When I saw that the new DVD release WWE Unauthorized was being billed as the “totally unofficial and uncensored” story, I was hoping that it would be a shocking in-depth expose of the most salacious of scandals that the subject company wants to bury. What it was, however, was a superficial glimpse of some of the events that most wrestling fans are simply tired of hearing about.
The DVD’s early portion runs down the life of Vince McMahon, including comments author Shaun Assael (Sex, Lies, and Headlocks) and WWE legend Tito Santana. The cartoonish style of the ’80s is discussed at length, as is the rise of Hulk Hogan, the Rock and Wrestling Connection, and the birth of Wrestlemania. It’s nothing that even the most casual of wrestling fans don’t already know, and most of it is glossed over with little insight worth mentioning.
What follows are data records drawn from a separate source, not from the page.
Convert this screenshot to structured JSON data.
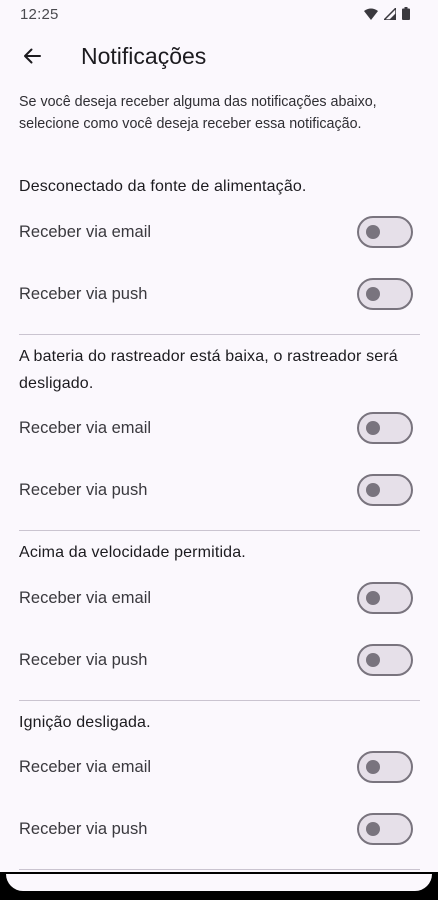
{
  "status_bar": {
    "time": "12:25",
    "icons": [
      "wifi-icon",
      "signal-icon",
      "battery-icon"
    ]
  },
  "app_bar": {
    "back_icon": "arrow-left-icon",
    "title": "Notificações"
  },
  "intro_text": "Se você deseja receber alguma das notificações abaixo, selecione como você deseja receber essa notificação.",
  "sections": [
    {
      "title": "Desconectado da fonte de alimentação.",
      "options": [
        {
          "label": "Receber via email",
          "on": false
        },
        {
          "label": "Receber via push",
          "on": false
        }
      ]
    },
    {
      "title": "A bateria do rastreador está baixa, o rastreador será desligado.",
      "options": [
        {
          "label": "Receber via email",
          "on": false
        },
        {
          "label": "Receber via push",
          "on": false
        }
      ]
    },
    {
      "title": "Acima da velocidade permitida.",
      "options": [
        {
          "label": "Receber via email",
          "on": false
        },
        {
          "label": "Receber via push",
          "on": false
        }
      ]
    },
    {
      "title": "Ignição desligada.",
      "options": [
        {
          "label": "Receber via email",
          "on": false
        },
        {
          "label": "Receber via push",
          "on": false
        }
      ]
    }
  ],
  "colors": {
    "background": "#fbf8fd",
    "toggle_outline": "#79747e",
    "toggle_track": "#e6e0e9",
    "divider": "#cac4d0"
  }
}
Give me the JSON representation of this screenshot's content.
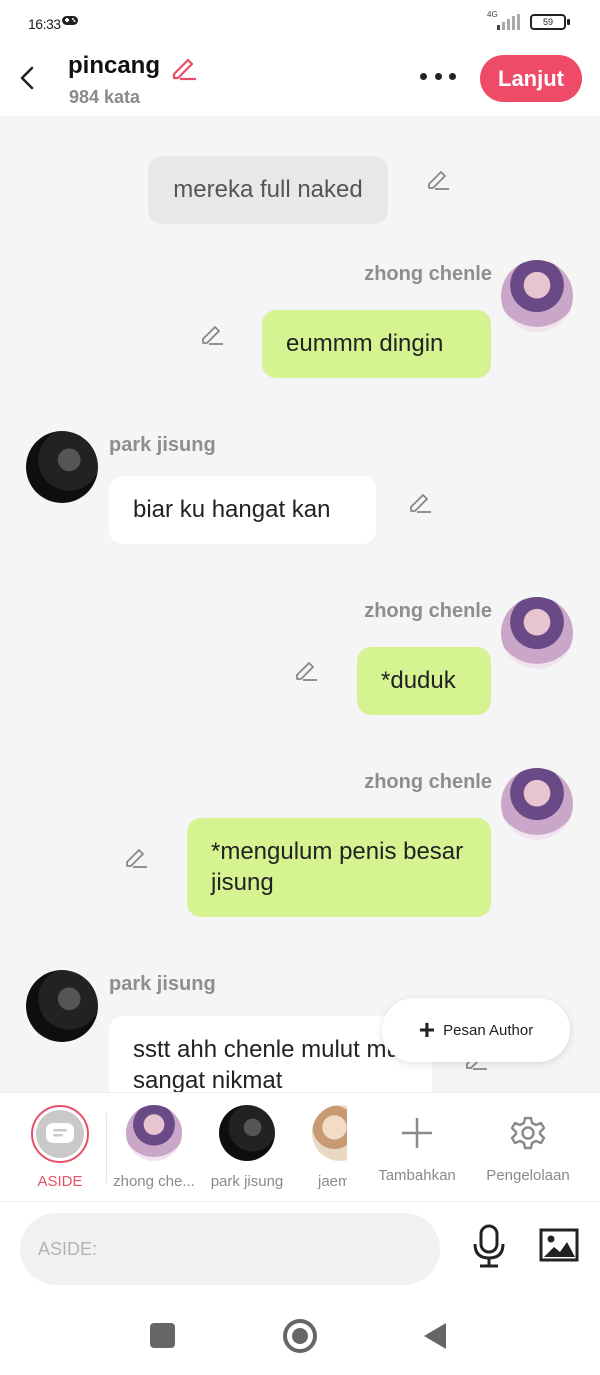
{
  "status": {
    "time": "16:33",
    "network": "4G",
    "battery": "59"
  },
  "header": {
    "title": "pincang",
    "subtitle": "984 kata",
    "next_label": "Lanjut"
  },
  "messages": [
    {
      "type": "narration",
      "text": "mereka full naked"
    },
    {
      "sender": "zhong chenle",
      "side": "right",
      "text": "eummm dingin"
    },
    {
      "sender": "park jisung",
      "side": "left",
      "text": "biar ku hangat kan"
    },
    {
      "sender": "zhong chenle",
      "side": "right",
      "text": "*duduk"
    },
    {
      "sender": "zhong chenle",
      "side": "right",
      "text": "*mengulum penis besar jisung"
    },
    {
      "sender": "park jisung",
      "side": "left",
      "text": "sstt ahh chenle mulut mu sangat nikmat"
    }
  ],
  "fab": {
    "label": "Pesan Author"
  },
  "characters": [
    {
      "label": "ASIDE"
    },
    {
      "label": "zhong che..."
    },
    {
      "label": "park jisung"
    },
    {
      "label": "jaem"
    }
  ],
  "actions": {
    "add_label": "Tambahkan",
    "manage_label": "Pengelolaan"
  },
  "input": {
    "placeholder": "ASIDE:"
  },
  "colors": {
    "accent": "#ef4a67",
    "bubble_green": "#d6f391",
    "narration_bg": "#e8e8e8"
  }
}
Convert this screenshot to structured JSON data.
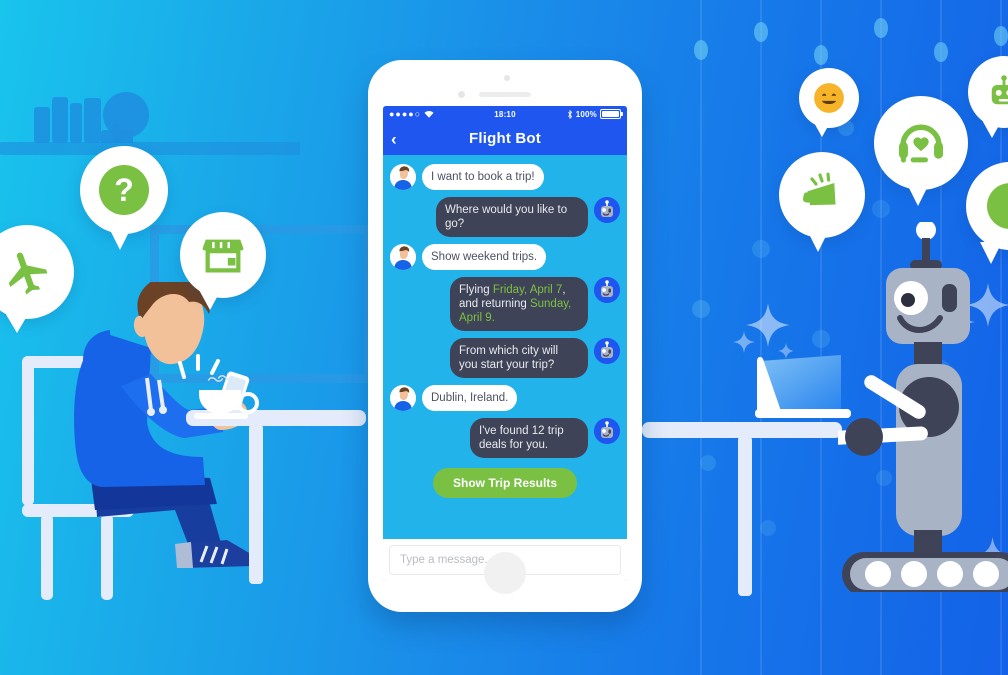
{
  "background": {
    "gradient_from": "#19c4ed",
    "gradient_to": "#1462e8"
  },
  "phone": {
    "status_bar": {
      "signal_dots": "●●●●○",
      "wifi_icon": "wifi-icon",
      "time": "18:10",
      "bluetooth_icon": "bluetooth-icon",
      "battery_percent": "100%"
    },
    "nav": {
      "back_icon": "chevron-left-icon",
      "title": "Flight Bot"
    },
    "messages": [
      {
        "from": "user",
        "text": "I want to book a trip!",
        "avatar": "user-avatar"
      },
      {
        "from": "bot",
        "text": "Where would you like to go?",
        "avatar": "bot-avatar"
      },
      {
        "from": "user",
        "text": "Show weekend trips.",
        "avatar": "user-avatar"
      },
      {
        "from": "bot",
        "text": "Flying Friday, April 7, and returning Sunday, April 9.",
        "avatar": "bot-avatar",
        "segments": [
          {
            "text": "Flying ",
            "highlight": false
          },
          {
            "text": "Friday, April 7",
            "highlight": true
          },
          {
            "text": ", and returning ",
            "highlight": false
          },
          {
            "text": "Sunday, April 9.",
            "highlight": true
          }
        ]
      },
      {
        "from": "bot",
        "text": "From which city will you start your trip?",
        "avatar": "bot-avatar"
      },
      {
        "from": "user",
        "text": "Dublin, Ireland.",
        "avatar": "user-avatar"
      },
      {
        "from": "bot",
        "text": "I've found 12 trip deals for you.",
        "avatar": "bot-avatar"
      }
    ],
    "cta_button": {
      "label": "Show Trip Results",
      "color": "#79c043"
    },
    "composer": {
      "placeholder": "Type a message..."
    },
    "home_button": "home-button",
    "colors": {
      "navbar": "#1f56f0",
      "chat_background": "#23b3eb",
      "bot_bubble": "#3f4357",
      "user_bubble": "#ffffff",
      "highlight_text": "#7dc242"
    }
  },
  "left_scene": {
    "description": "person-sitting-at-table-with-smartphone",
    "bubbles": [
      {
        "name": "airplane-bubble",
        "icon": "airplane-icon"
      },
      {
        "name": "question-bubble",
        "icon": "question-mark-icon"
      },
      {
        "name": "store-bubble",
        "icon": "storefront-icon"
      }
    ],
    "props": [
      "chair",
      "table",
      "coffee-cup",
      "wall-shelf",
      "books",
      "plant",
      "picture-frame"
    ]
  },
  "right_scene": {
    "description": "robot-at-desk-with-laptop",
    "bubbles": [
      {
        "name": "smiley-bubble",
        "icon": "smiling-face-icon"
      },
      {
        "name": "megaphone-bubble",
        "icon": "megaphone-icon"
      },
      {
        "name": "headset-heart-bubble",
        "icon": "headset-heart-icon"
      },
      {
        "name": "robot-bubble",
        "icon": "robot-icon"
      },
      {
        "name": "chat-bubble-edge",
        "icon": "green-circle-icon"
      }
    ],
    "props": [
      "robot",
      "treads",
      "laptop",
      "table",
      "sparkles"
    ]
  }
}
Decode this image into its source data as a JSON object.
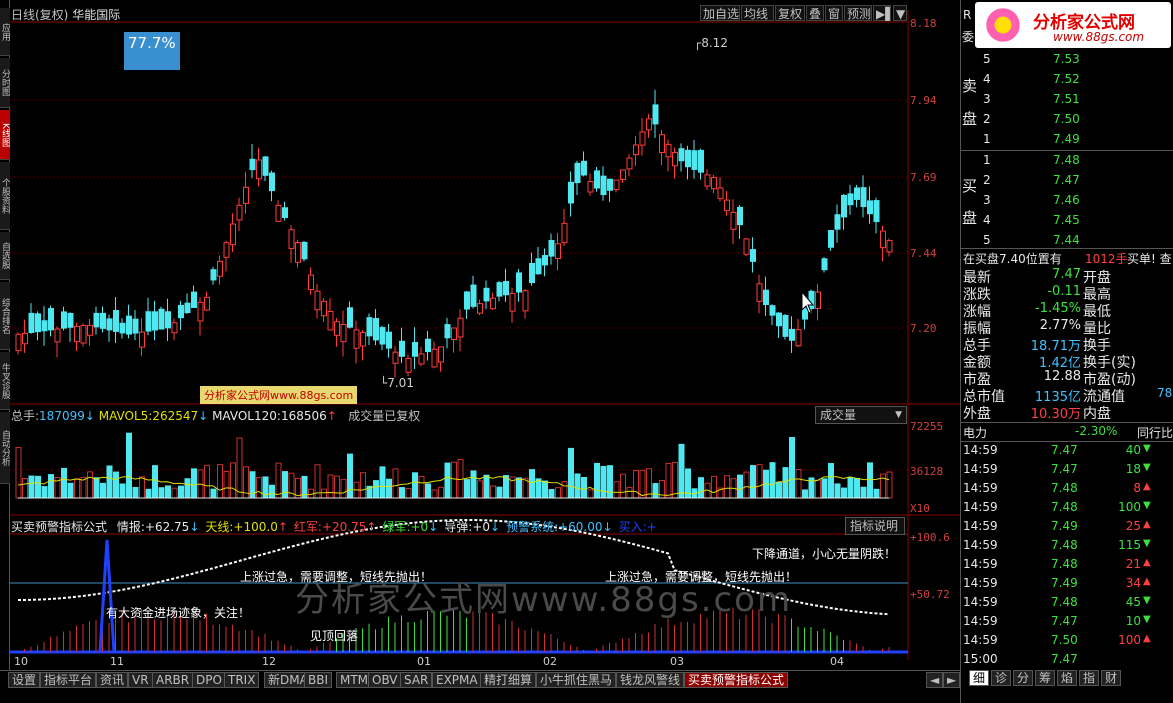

In addition to Santana, Cindy Bobcat talk about the life of a WWF superstar during this era. I know what you’re asking: who the heck is Cindy Bobcat? Apparently, she was the first female WWF Hardcore Champion. I looked that up on Wikipedia — if that’s indeed the case, they don’t know about it either.
In any event, the two discuss how there was a lot of backstabbing going on, both backstage and even in the ring, as people fought for their spots. No details are provided however, so this isn’t nearly as interesting as it could be.
Same comment applies to the brief commentary on the life that wrestlers face on the road — the injuries, the psychological burnout, and the use of painkillers.
The DVD goes into some further details about the steroid scandal of the ’90s that saw Vince McMahon charged with distribution, and his eventual acquittal. Again, nothing new learned here. From there, the DVD quickly details the Monday Night Wars, the Attitude era, Stone Cold Steve Austin, the heightened focus on sexy women, and the ascension of The Rock to the top of the wrestling mountain. None of it is particularly compelling, and it’s as if rather than do any research, the producers opted to do a surface summary of what happened during what was wrestling’s hottest period.
The few topics covered with any depth are the infamous Montreal Screwjob and the tragic death of Owen Hart. Author Eric Francis (Broken Harts) and Vince Russo are both brought in to express their views of what happened during these controversies. Unfortunately, any opportunity for intelligent discourse on these subjects is tainted by reporting inaccuracies (for example, the ending of the Survivor Series screwjob match is described as being a pinfall finish), and frankly, by having to hear Russo defend his actions during this time, putting the spotlight on himself instead of the victims.
The disc ends abruptly shortly thereafter, essentially ignoring everything that happened in the past seven years. Not that I would have expected anything stellar had the disc continued; but even a fleeting mention of the purchase of WCW, the closing of ECW, or the launch of TNA as a competitor, may have helped pad the 60-minute running length, for anyone who looks at that as an indicator of whether a DVD is worth buying.
For many reasons, WWE Unauthorized isn’t.